Records for this exercise START

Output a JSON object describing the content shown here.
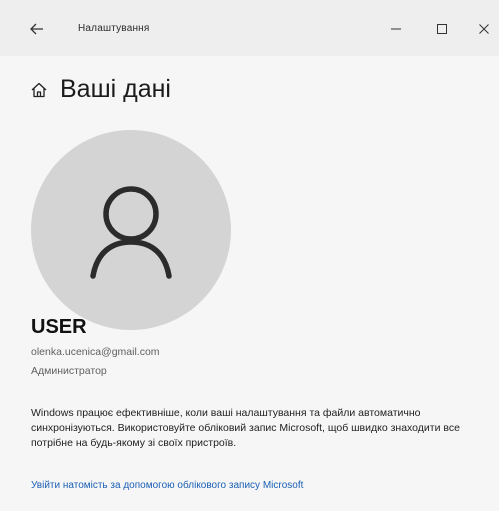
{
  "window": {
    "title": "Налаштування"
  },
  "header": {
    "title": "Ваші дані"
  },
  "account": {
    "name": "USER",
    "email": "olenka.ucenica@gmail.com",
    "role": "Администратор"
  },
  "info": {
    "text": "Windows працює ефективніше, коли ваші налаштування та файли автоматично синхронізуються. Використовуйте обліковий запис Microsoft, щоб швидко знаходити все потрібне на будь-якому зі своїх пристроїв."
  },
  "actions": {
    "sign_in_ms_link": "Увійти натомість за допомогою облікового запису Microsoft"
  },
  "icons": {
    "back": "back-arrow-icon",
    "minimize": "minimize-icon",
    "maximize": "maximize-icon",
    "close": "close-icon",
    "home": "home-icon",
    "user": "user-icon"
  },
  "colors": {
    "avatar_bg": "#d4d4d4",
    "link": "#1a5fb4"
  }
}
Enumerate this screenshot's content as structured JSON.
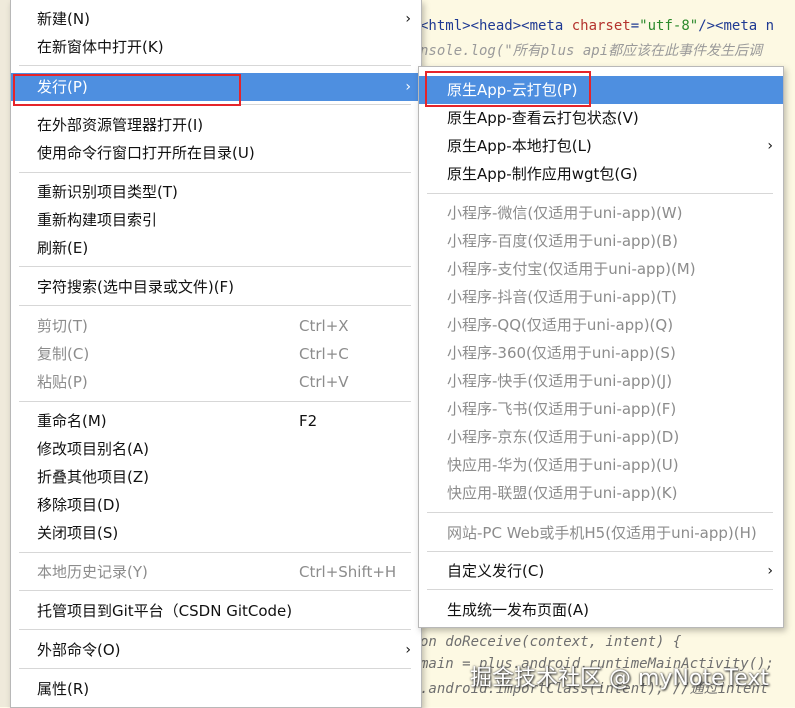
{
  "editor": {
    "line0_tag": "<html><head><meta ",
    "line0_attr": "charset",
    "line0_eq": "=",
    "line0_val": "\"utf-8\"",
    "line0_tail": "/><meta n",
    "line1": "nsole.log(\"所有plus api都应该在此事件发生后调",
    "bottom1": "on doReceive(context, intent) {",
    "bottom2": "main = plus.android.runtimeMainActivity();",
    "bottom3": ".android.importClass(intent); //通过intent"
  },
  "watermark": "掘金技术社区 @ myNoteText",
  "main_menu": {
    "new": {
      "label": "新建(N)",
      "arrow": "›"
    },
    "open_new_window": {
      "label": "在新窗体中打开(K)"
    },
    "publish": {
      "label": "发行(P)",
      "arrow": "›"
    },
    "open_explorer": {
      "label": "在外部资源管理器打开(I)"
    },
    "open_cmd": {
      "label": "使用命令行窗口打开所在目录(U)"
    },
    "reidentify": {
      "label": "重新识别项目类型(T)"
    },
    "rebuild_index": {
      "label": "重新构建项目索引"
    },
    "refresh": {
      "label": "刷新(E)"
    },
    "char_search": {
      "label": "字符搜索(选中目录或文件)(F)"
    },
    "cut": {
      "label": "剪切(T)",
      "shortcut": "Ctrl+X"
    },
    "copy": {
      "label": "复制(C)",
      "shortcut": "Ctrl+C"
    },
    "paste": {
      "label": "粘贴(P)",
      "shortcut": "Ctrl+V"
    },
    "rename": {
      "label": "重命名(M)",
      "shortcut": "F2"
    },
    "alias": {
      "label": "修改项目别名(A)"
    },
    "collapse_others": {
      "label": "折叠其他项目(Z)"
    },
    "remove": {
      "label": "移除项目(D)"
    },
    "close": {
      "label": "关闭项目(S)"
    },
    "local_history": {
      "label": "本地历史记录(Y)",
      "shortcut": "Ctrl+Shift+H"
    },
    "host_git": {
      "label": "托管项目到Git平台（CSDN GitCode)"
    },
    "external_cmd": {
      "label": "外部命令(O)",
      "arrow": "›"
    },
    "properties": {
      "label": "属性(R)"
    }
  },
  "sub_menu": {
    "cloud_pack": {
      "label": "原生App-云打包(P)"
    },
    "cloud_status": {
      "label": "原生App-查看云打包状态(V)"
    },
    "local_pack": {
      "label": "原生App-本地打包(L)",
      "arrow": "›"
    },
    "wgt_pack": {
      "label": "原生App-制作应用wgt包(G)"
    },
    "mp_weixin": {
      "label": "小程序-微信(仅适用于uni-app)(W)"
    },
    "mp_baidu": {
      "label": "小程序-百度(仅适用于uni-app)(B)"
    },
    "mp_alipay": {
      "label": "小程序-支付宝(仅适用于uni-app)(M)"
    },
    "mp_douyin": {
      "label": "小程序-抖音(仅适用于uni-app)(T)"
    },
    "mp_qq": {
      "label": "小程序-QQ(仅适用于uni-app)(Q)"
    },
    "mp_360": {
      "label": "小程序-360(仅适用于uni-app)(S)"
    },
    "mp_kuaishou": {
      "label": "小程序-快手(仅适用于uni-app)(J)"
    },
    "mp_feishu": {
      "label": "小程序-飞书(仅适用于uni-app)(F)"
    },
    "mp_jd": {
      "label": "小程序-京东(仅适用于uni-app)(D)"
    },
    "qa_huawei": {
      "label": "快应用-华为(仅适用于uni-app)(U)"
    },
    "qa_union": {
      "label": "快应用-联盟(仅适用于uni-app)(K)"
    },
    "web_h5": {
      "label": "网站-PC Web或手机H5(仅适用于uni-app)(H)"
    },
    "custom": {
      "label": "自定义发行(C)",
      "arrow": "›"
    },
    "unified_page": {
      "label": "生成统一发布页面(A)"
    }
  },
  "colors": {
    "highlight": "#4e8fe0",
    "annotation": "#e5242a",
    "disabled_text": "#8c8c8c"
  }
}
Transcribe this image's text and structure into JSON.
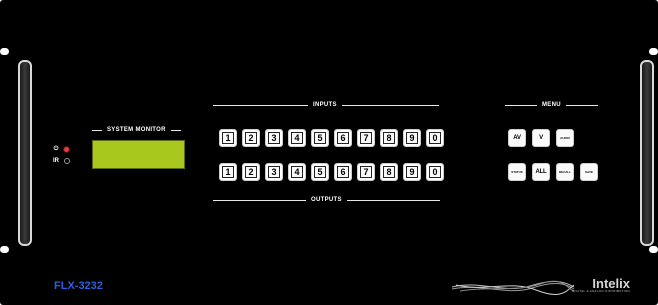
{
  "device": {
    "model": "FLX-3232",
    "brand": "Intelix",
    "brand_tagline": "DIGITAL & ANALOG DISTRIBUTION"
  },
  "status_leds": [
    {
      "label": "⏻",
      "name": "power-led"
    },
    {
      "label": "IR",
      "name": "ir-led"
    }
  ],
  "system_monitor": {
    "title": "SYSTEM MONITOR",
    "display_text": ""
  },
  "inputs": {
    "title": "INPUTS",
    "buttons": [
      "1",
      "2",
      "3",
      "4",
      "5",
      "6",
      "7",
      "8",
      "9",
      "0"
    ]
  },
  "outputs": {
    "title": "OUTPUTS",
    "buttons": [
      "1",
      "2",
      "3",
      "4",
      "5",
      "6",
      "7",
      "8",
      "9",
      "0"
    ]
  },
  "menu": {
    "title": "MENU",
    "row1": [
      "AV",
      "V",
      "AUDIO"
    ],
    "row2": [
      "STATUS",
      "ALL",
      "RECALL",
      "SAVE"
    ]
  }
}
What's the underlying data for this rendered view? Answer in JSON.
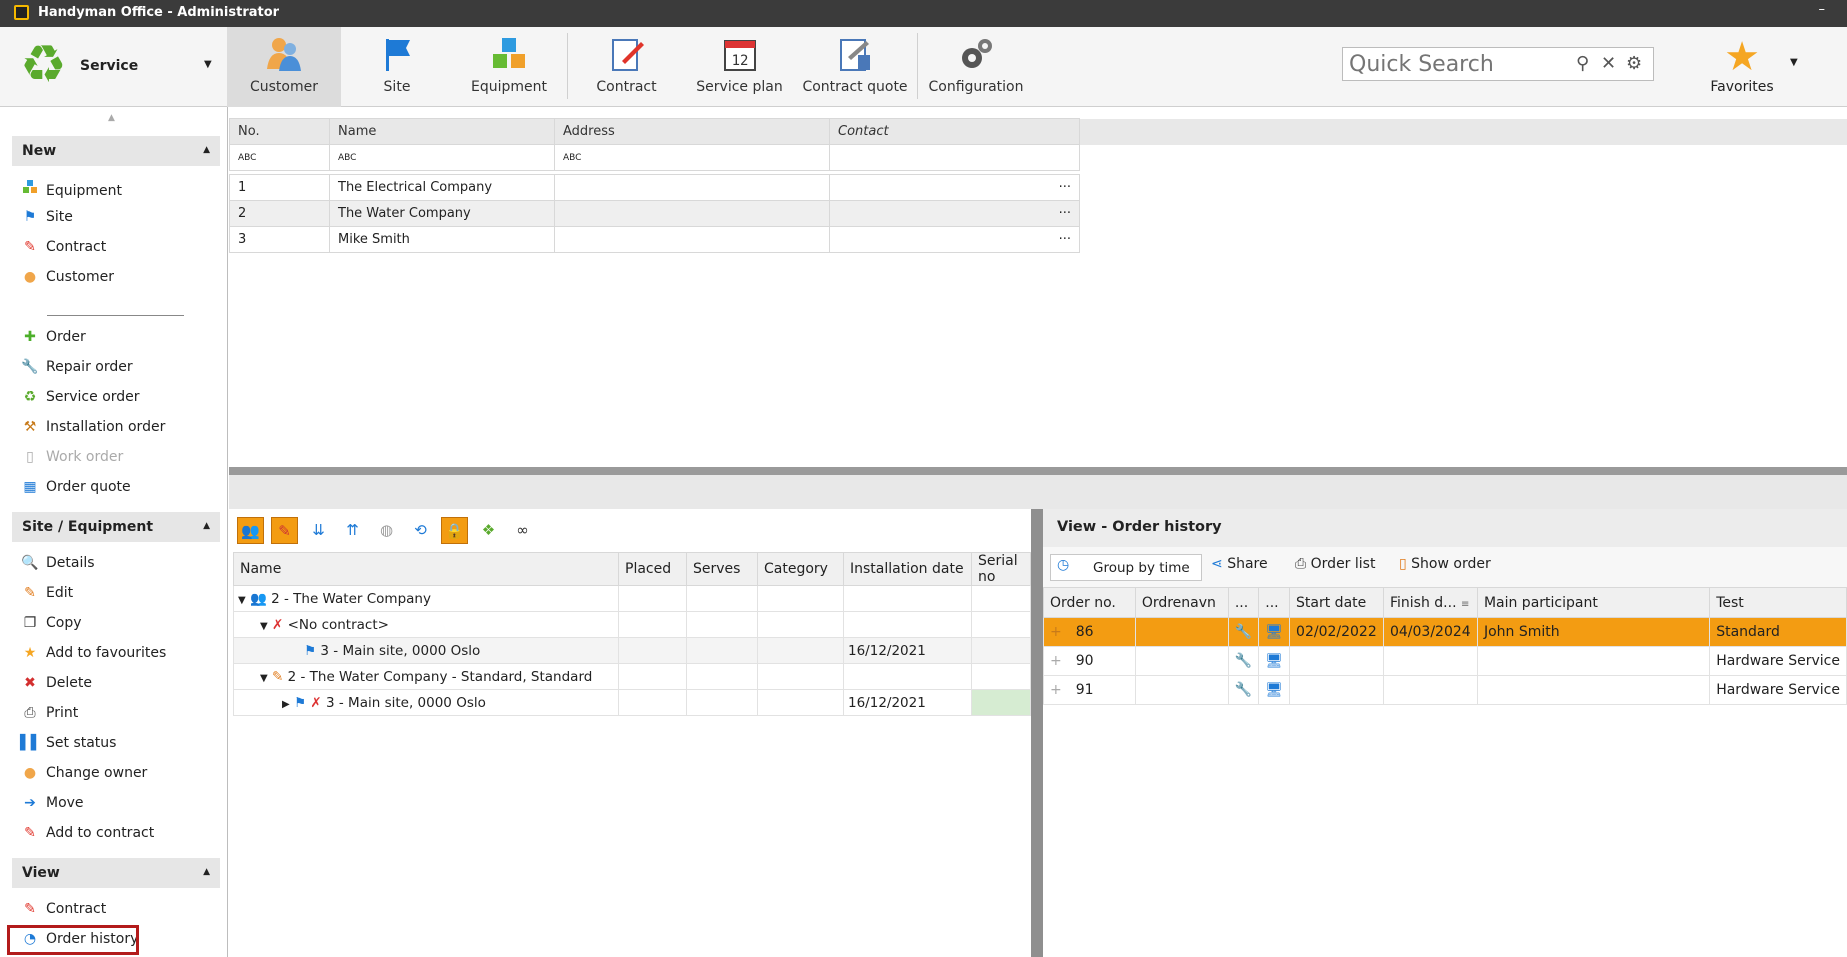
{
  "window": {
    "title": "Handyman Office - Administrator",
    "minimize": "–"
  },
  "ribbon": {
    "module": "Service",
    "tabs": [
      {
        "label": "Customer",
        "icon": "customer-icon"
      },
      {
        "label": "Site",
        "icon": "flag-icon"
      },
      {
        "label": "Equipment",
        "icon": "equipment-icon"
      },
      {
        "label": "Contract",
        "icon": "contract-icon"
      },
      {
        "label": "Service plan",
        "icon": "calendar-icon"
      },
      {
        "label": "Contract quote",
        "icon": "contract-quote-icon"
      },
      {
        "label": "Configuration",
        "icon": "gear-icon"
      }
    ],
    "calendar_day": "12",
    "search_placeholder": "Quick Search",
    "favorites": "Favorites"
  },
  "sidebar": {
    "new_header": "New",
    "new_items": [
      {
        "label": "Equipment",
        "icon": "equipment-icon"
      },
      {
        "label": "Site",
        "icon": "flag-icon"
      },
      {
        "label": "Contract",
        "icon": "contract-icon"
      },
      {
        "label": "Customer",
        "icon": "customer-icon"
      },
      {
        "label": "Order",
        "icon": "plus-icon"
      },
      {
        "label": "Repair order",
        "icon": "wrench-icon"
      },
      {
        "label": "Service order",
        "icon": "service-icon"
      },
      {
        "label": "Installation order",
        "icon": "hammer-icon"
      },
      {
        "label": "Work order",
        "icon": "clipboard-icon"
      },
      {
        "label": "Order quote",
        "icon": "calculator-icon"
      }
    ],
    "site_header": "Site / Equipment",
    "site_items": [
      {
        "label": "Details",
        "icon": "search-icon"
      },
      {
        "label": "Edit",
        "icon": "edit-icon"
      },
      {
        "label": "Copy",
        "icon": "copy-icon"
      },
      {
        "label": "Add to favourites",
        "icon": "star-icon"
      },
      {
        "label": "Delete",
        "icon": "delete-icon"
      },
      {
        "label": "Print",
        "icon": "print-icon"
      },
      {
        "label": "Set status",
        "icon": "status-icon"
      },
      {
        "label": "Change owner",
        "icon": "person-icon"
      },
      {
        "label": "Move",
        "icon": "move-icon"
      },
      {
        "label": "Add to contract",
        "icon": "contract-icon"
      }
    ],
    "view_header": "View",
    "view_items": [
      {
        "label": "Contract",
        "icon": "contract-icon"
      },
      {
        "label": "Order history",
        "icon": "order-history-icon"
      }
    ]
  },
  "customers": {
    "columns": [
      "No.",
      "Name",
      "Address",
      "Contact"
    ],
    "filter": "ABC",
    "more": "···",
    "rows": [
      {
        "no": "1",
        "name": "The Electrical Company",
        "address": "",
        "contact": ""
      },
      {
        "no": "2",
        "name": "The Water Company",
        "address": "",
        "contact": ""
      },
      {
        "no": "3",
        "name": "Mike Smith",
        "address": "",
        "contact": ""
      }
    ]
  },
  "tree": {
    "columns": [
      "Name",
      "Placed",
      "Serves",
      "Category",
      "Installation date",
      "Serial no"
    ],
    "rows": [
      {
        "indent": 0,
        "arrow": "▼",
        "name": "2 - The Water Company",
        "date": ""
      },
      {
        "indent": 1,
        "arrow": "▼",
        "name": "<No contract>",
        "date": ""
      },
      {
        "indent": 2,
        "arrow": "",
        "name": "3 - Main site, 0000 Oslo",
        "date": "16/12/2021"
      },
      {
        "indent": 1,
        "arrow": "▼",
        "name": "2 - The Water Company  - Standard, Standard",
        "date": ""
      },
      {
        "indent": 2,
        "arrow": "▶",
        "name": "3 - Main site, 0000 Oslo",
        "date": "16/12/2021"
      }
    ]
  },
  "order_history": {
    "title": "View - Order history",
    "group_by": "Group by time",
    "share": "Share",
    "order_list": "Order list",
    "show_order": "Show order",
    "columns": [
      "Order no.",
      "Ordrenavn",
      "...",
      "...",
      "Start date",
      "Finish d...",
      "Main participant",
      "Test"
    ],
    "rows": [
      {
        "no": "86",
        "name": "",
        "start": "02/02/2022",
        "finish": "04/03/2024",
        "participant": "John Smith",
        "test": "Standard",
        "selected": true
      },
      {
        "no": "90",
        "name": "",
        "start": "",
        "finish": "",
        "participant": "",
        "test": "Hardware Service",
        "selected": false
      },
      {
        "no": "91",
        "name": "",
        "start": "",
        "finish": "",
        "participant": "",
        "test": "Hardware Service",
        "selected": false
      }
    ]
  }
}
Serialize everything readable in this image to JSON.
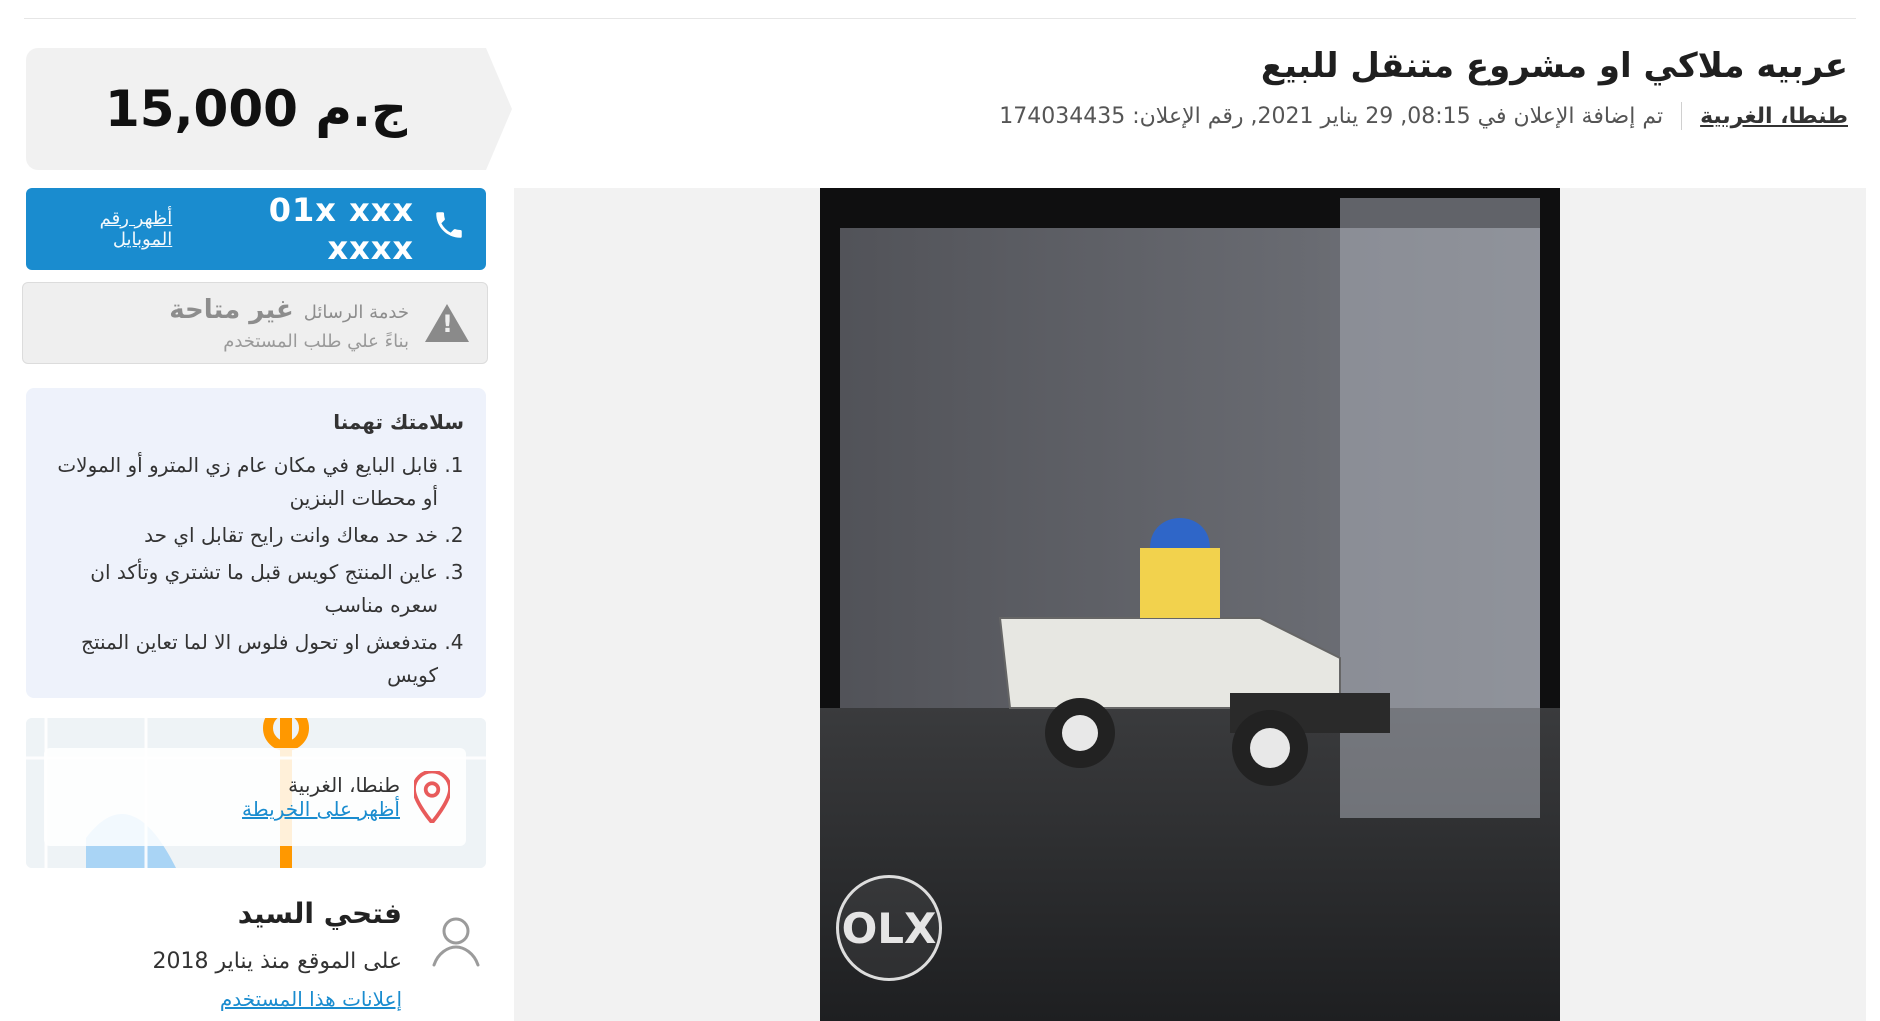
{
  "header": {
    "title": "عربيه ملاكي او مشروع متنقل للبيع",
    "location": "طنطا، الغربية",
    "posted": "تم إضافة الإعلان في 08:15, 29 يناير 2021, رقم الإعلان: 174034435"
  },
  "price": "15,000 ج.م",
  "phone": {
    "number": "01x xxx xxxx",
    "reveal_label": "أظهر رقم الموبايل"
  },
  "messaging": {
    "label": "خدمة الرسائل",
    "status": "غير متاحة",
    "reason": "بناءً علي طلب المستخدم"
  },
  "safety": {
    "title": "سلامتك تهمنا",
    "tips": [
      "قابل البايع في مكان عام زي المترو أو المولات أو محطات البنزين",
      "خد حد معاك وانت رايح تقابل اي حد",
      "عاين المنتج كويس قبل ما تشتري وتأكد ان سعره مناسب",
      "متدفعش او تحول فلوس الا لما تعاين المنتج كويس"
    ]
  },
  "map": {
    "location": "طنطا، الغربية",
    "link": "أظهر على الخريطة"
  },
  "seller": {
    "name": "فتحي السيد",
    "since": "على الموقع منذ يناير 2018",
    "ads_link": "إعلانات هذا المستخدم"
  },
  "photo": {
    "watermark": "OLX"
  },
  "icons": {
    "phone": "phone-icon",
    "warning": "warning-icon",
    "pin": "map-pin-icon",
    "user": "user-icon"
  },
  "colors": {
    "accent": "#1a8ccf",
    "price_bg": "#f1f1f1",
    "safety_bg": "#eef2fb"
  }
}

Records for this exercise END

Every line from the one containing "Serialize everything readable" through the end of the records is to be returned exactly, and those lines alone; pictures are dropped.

Serialize everything readable in this image to JSON.
{
  "header": {
    "title": "عربيه ملاكي او مشروع متنقل للبيع",
    "location": "طنطا، الغربية",
    "posted": "تم إضافة الإعلان في 08:15, 29 يناير 2021, رقم الإعلان: 174034435"
  },
  "price": "15,000 ج.م",
  "phone": {
    "number": "01x xxx xxxx",
    "reveal_label": "أظهر رقم الموبايل"
  },
  "messaging": {
    "label": "خدمة الرسائل",
    "status": "غير متاحة",
    "reason": "بناءً علي طلب المستخدم"
  },
  "safety": {
    "title": "سلامتك تهمنا",
    "tips": [
      "قابل البايع في مكان عام زي المترو أو المولات أو محطات البنزين",
      "خد حد معاك وانت رايح تقابل اي حد",
      "عاين المنتج كويس قبل ما تشتري وتأكد ان سعره مناسب",
      "متدفعش او تحول فلوس الا لما تعاين المنتج كويس"
    ]
  },
  "map": {
    "location": "طنطا، الغربية",
    "link": "أظهر على الخريطة"
  },
  "seller": {
    "name": "فتحي السيد",
    "since": "على الموقع منذ يناير 2018",
    "ads_link": "إعلانات هذا المستخدم"
  },
  "photo": {
    "watermark": "OLX"
  },
  "icons": {
    "phone": "phone-icon",
    "warning": "warning-icon",
    "pin": "map-pin-icon",
    "user": "user-icon"
  },
  "colors": {
    "accent": "#1a8ccf",
    "price_bg": "#f1f1f1",
    "safety_bg": "#eef2fb"
  }
}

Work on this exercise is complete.